Meet the inch-long bumblebee bat, the smallest bat species in the world. Each left-hand page poses a question to a little bat, such as, Bumblebee Bat, how do you see at night? The bat answers,I make a squeaky sound that bounces back from whatever it hits. I see by hearing. Beginning each question with the bat's memorable name heightens the pleasing sense of pattern in the text, which offers information that children can understand, but avoids overwhelming them with too many facts. Wynne, who illustrated Caroline Arnold's Super Swimmers (2007), contributes an appealing set of pictures that complement the text. The large-scale artwork, appearing on right-hand pages, shows the bat flying, feeding, escaping from a predator, entering a cave, and finally sleeping. The bumblebee bat's tiny size is apparent only when it is shown next to a bee or a butterfly. Delicate ink drawings are brightened with watercolors and colored pencils. The last spread offers a little more information about bumblebee bats. Phelan, Carolyn

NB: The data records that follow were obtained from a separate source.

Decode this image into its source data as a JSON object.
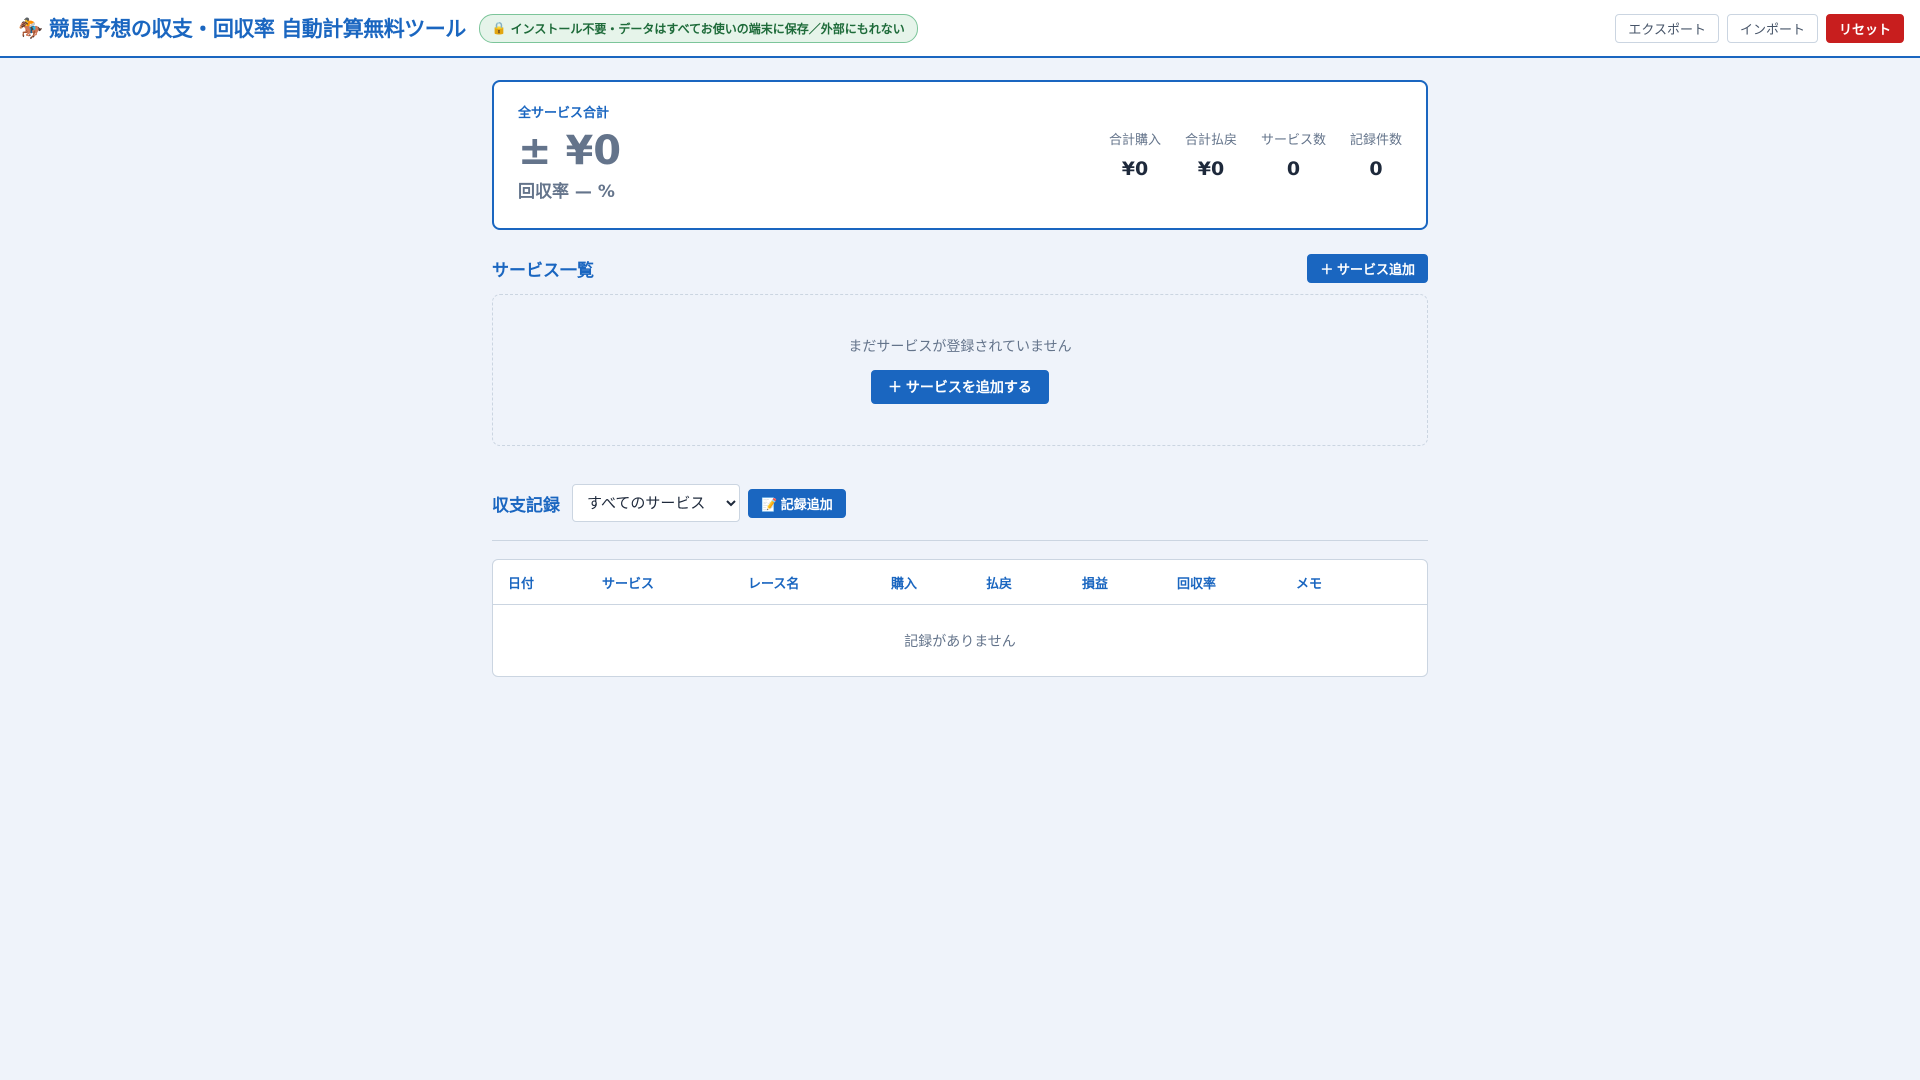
{
  "header": {
    "logo_icon": "horse-racing-icon",
    "title": "競馬予想の収支・回収率 自動計算無料ツール",
    "badge_icon": "lock-icon",
    "badge": "インストール不要・データはすべてお使いの端末に保存／外部にもれない",
    "export": "エクスポート",
    "import": "インポート",
    "reset": "リセット"
  },
  "summary": {
    "label": "全サービス合計",
    "total": "± ¥0",
    "rate": "回収率 — %",
    "stats": [
      {
        "label": "合計購入",
        "value": "¥0"
      },
      {
        "label": "合計払戻",
        "value": "¥0"
      },
      {
        "label": "サービス数",
        "value": "0"
      },
      {
        "label": "記録件数",
        "value": "0"
      }
    ]
  },
  "services": {
    "heading": "サービス一覧",
    "add": "＋ サービス追加",
    "empty": "まだサービスが登録されていません",
    "add_big": "＋ サービスを追加する"
  },
  "records": {
    "heading": "収支記録",
    "filter": "すべてのサービス",
    "add": "📝 記録追加",
    "columns": [
      "日付",
      "サービス",
      "レース名",
      "購入",
      "払戻",
      "損益",
      "回収率",
      "メモ"
    ],
    "empty": "記録がありません"
  },
  "colors": {
    "accent": "#1a66c0",
    "danger": "#c81e1e"
  }
}
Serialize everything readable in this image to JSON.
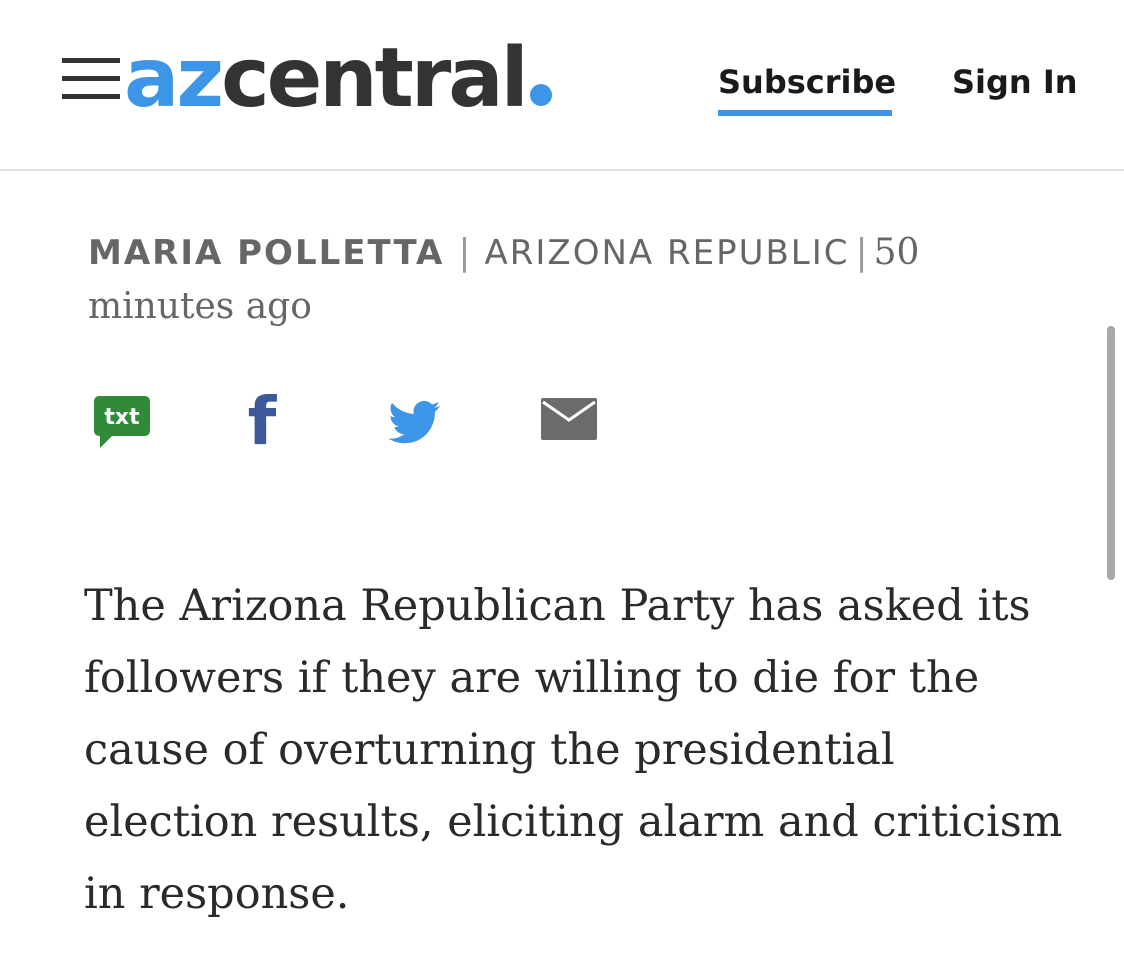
{
  "header": {
    "menu_icon": "hamburger-menu-icon",
    "logo": {
      "prefix": "az",
      "rest": "central",
      "accent_color": "#3d95e8",
      "text_color": "#333333"
    },
    "subscribe_label": "Subscribe",
    "signin_label": "Sign In"
  },
  "byline": {
    "author": "MARIA POLLETTA",
    "separator": "|",
    "organization": "ARIZONA REPUBLIC",
    "time": "50 minutes ago"
  },
  "share": {
    "items": [
      {
        "icon": "txt-sms-icon",
        "label": "txt",
        "color": "#2f8a3a"
      },
      {
        "icon": "facebook-icon",
        "label": "f",
        "color": "#3b5998"
      },
      {
        "icon": "twitter-icon",
        "color": "#3d95e8"
      },
      {
        "icon": "email-icon",
        "color": "#6b6b6b"
      }
    ]
  },
  "article": {
    "lead": "The Arizona Republican Party has asked its followers if they are willing to die for the cause of overturning the presidential election results, eliciting alarm and criticism in response."
  }
}
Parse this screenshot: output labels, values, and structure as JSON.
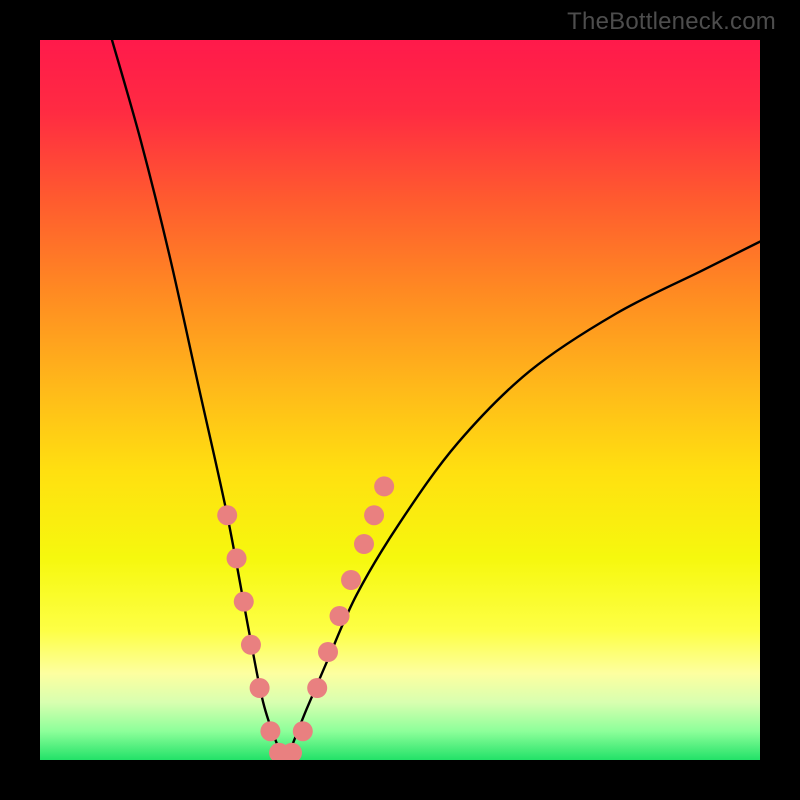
{
  "watermark": {
    "text": "TheBottleneck.com"
  },
  "colors": {
    "gradient_stops": [
      {
        "offset": 0.0,
        "color": "#ff1a4b"
      },
      {
        "offset": 0.1,
        "color": "#ff2b42"
      },
      {
        "offset": 0.22,
        "color": "#ff5a2f"
      },
      {
        "offset": 0.35,
        "color": "#ff8a22"
      },
      {
        "offset": 0.48,
        "color": "#ffb81a"
      },
      {
        "offset": 0.6,
        "color": "#ffe010"
      },
      {
        "offset": 0.72,
        "color": "#f6f80e"
      },
      {
        "offset": 0.82,
        "color": "#fdff45"
      },
      {
        "offset": 0.88,
        "color": "#fdffa0"
      },
      {
        "offset": 0.92,
        "color": "#d8ffb0"
      },
      {
        "offset": 0.96,
        "color": "#8dff9a"
      },
      {
        "offset": 1.0,
        "color": "#22e268"
      }
    ],
    "curve_stroke": "#000000",
    "marker_fill": "#e98080",
    "frame_bg": "#000000"
  },
  "chart_data": {
    "type": "line",
    "title": "",
    "xlabel": "",
    "ylabel": "",
    "xlim": [
      0,
      100
    ],
    "ylim": [
      0,
      100
    ],
    "curve": {
      "comment": "V-shaped curve; y is bottleneck % (0 at trough ≈ x=34). Left branch steep, right branch gentler and asymptotic.",
      "x": [
        10,
        14,
        18,
        22,
        26,
        29,
        31,
        33,
        34,
        35,
        37,
        40,
        44,
        50,
        58,
        68,
        80,
        92,
        100
      ],
      "y": [
        100,
        86,
        70,
        52,
        34,
        18,
        8,
        2,
        0,
        2,
        7,
        14,
        23,
        33,
        44,
        54,
        62,
        68,
        72
      ]
    },
    "markers": {
      "comment": "pink dots near the trough, clustered on both inner slopes",
      "points": [
        {
          "x": 26.0,
          "y": 34
        },
        {
          "x": 27.3,
          "y": 28
        },
        {
          "x": 28.3,
          "y": 22
        },
        {
          "x": 29.3,
          "y": 16
        },
        {
          "x": 30.5,
          "y": 10
        },
        {
          "x": 32.0,
          "y": 4
        },
        {
          "x": 33.2,
          "y": 1
        },
        {
          "x": 34.0,
          "y": 0
        },
        {
          "x": 35.0,
          "y": 1
        },
        {
          "x": 36.5,
          "y": 4
        },
        {
          "x": 38.5,
          "y": 10
        },
        {
          "x": 40.0,
          "y": 15
        },
        {
          "x": 41.6,
          "y": 20
        },
        {
          "x": 43.2,
          "y": 25
        },
        {
          "x": 45.0,
          "y": 30
        },
        {
          "x": 46.4,
          "y": 34
        },
        {
          "x": 47.8,
          "y": 38
        }
      ]
    }
  }
}
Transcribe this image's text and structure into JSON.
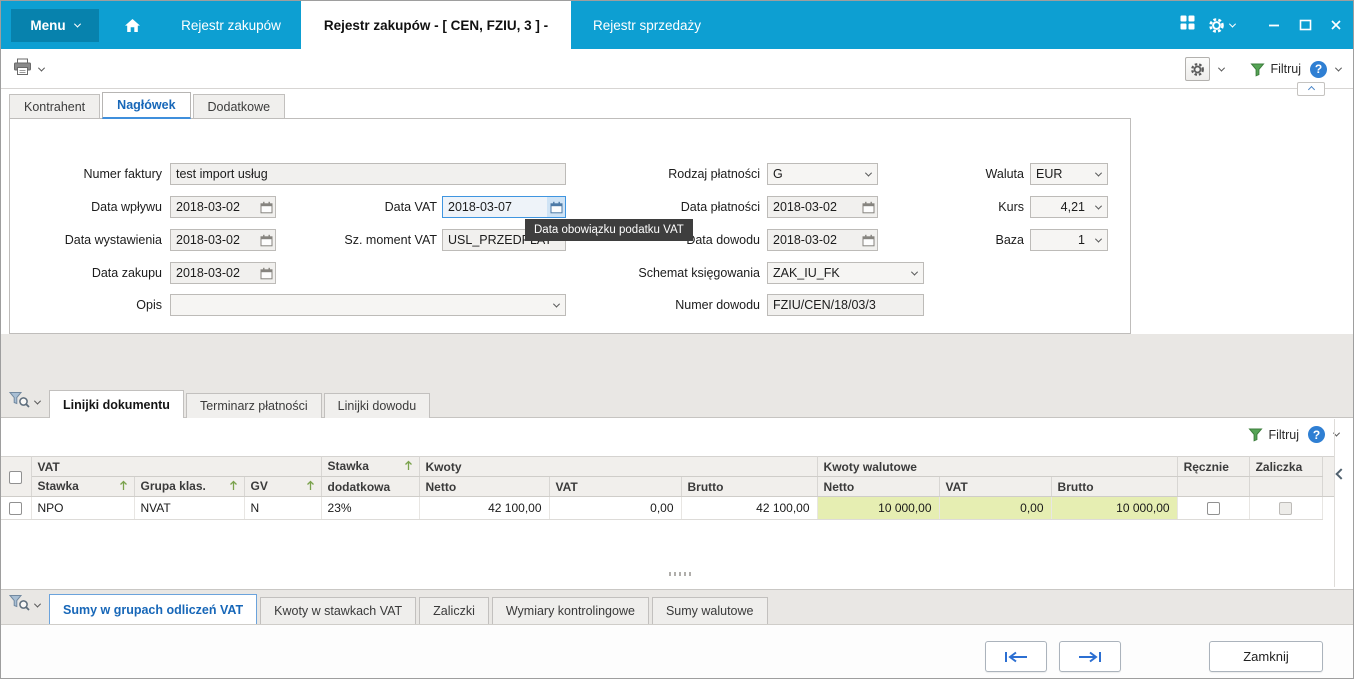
{
  "colors": {
    "titlebar_teal": "#0d9fd2",
    "menu_dark": "#0782ad",
    "active_tab_text_blue": "#1767b8",
    "help_blue": "#2f7fd3",
    "filter_green": "#55a455",
    "highlight_yellow": "#e6eeb2",
    "tooltip_bg": "#3e3e3e",
    "focus_border": "#3f95e0"
  },
  "titlebar": {
    "menu": "Menu",
    "window_tabs": [
      {
        "label": "Rejestr zakupów"
      },
      {
        "label": "Rejestr zakupów - [ CEN, FZIU, 3 ] -"
      },
      {
        "label": "Rejestr sprzedaży"
      }
    ]
  },
  "toolbar": {
    "filtruj": "Filtruj",
    "help": "?"
  },
  "header_form": {
    "tabs": [
      {
        "label": "Kontrahent"
      },
      {
        "label": "Nagłówek"
      },
      {
        "label": "Dodatkowe"
      }
    ],
    "numer_faktury_label": "Numer faktury",
    "numer_faktury_value": "test import usług",
    "data_wplywu_label": "Data wpływu",
    "data_wplywu_value": "2018-03-02",
    "data_wystawienia_label": "Data wystawienia",
    "data_wystawienia_value": "2018-03-02",
    "data_zakupu_label": "Data zakupu",
    "data_zakupu_value": "2018-03-02",
    "opis_label": "Opis",
    "opis_value": "",
    "data_vat_label": "Data VAT",
    "data_vat_value": "2018-03-07",
    "sz_moment_vat_label": "Sz. moment VAT",
    "sz_moment_vat_value": "USL_PRZEDPŁAT",
    "tooltip": "Data obowiązku podatku VAT",
    "rodzaj_platnosci_label": "Rodzaj płatności",
    "rodzaj_platnosci_value": "G",
    "data_platnosci_label": "Data płatności",
    "data_platnosci_value": "2018-03-02",
    "data_dowodu_label": "Data dowodu",
    "data_dowodu_value": "2018-03-02",
    "schemat_label": "Schemat księgowania",
    "schemat_value": "ZAK_IU_FK",
    "numer_dowodu_label": "Numer dowodu",
    "numer_dowodu_value": "FZIU/CEN/18/03/3",
    "waluta_label": "Waluta",
    "waluta_value": "EUR",
    "kurs_label": "Kurs",
    "kurs_value": "4,21",
    "baza_label": "Baza",
    "baza_value": "1"
  },
  "lines": {
    "tabs": [
      {
        "label": "Linijki dokumentu"
      },
      {
        "label": "Terminarz płatności"
      },
      {
        "label": "Linijki dowodu"
      }
    ],
    "filtruj": "Filtruj",
    "help": "?",
    "table": {
      "groups": {
        "vat": "VAT",
        "stawka_dodatkowa_l1": "Stawka",
        "stawka_dodatkowa_l2": "dodatkowa",
        "kwoty": "Kwoty",
        "kwoty_walutowe": "Kwoty walutowe",
        "recznie": "Ręcznie",
        "zaliczka": "Zaliczka"
      },
      "columns": {
        "stawka": "Stawka",
        "grupa_klas": "Grupa klas.",
        "gv": "GV",
        "netto": "Netto",
        "vat": "VAT",
        "brutto": "Brutto",
        "netto_wal": "Netto",
        "vat_wal": "VAT",
        "brutto_wal": "Brutto"
      },
      "rows": [
        {
          "stawka": "NPO",
          "grupa_klas": "NVAT",
          "gv": "N",
          "stawka_dodatkowa": "23%",
          "netto": "42 100,00",
          "vat": "0,00",
          "brutto": "42 100,00",
          "netto_wal": "10 000,00",
          "vat_wal": "0,00",
          "brutto_wal": "10 000,00"
        }
      ]
    }
  },
  "summary": {
    "tabs": [
      {
        "label": "Sumy w grupach odliczeń VAT"
      },
      {
        "label": "Kwoty w stawkach VAT"
      },
      {
        "label": "Zaliczki"
      },
      {
        "label": "Wymiary kontrolingowe"
      },
      {
        "label": "Sumy walutowe"
      }
    ]
  },
  "footer": {
    "zamknij": "Zamknij"
  }
}
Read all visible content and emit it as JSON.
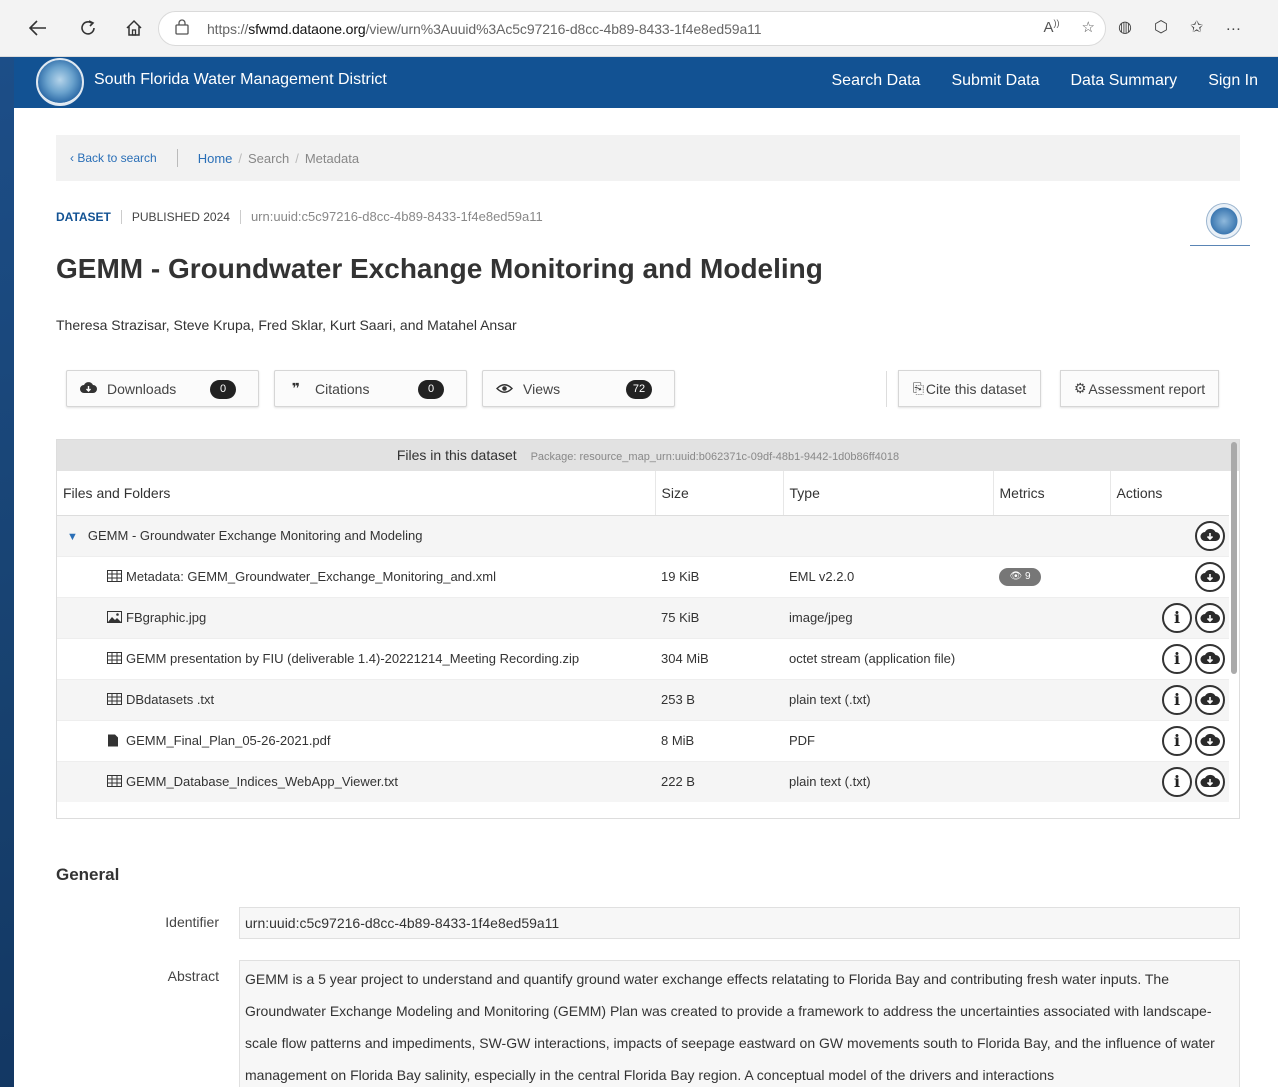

--This text refers to an out of print or unavailable edition of this title.
About the Author
Darrin Lunde has worked as a mammalogist at the American Museum of Natural History and at the Smithsonian Institute. His work has brought him into contact with all kinds of animals, big and small, throughout the remote forests of South America, Africa, and Asia where he camped for months at a time to survey species diversity and to discover new species. He is the author of HELLO, BUMBLEBEE BAT, a Theodor Seuss Geisel Award Honor Book, AFTER THE KILL, and other books about animals. He lives in Washington, DC.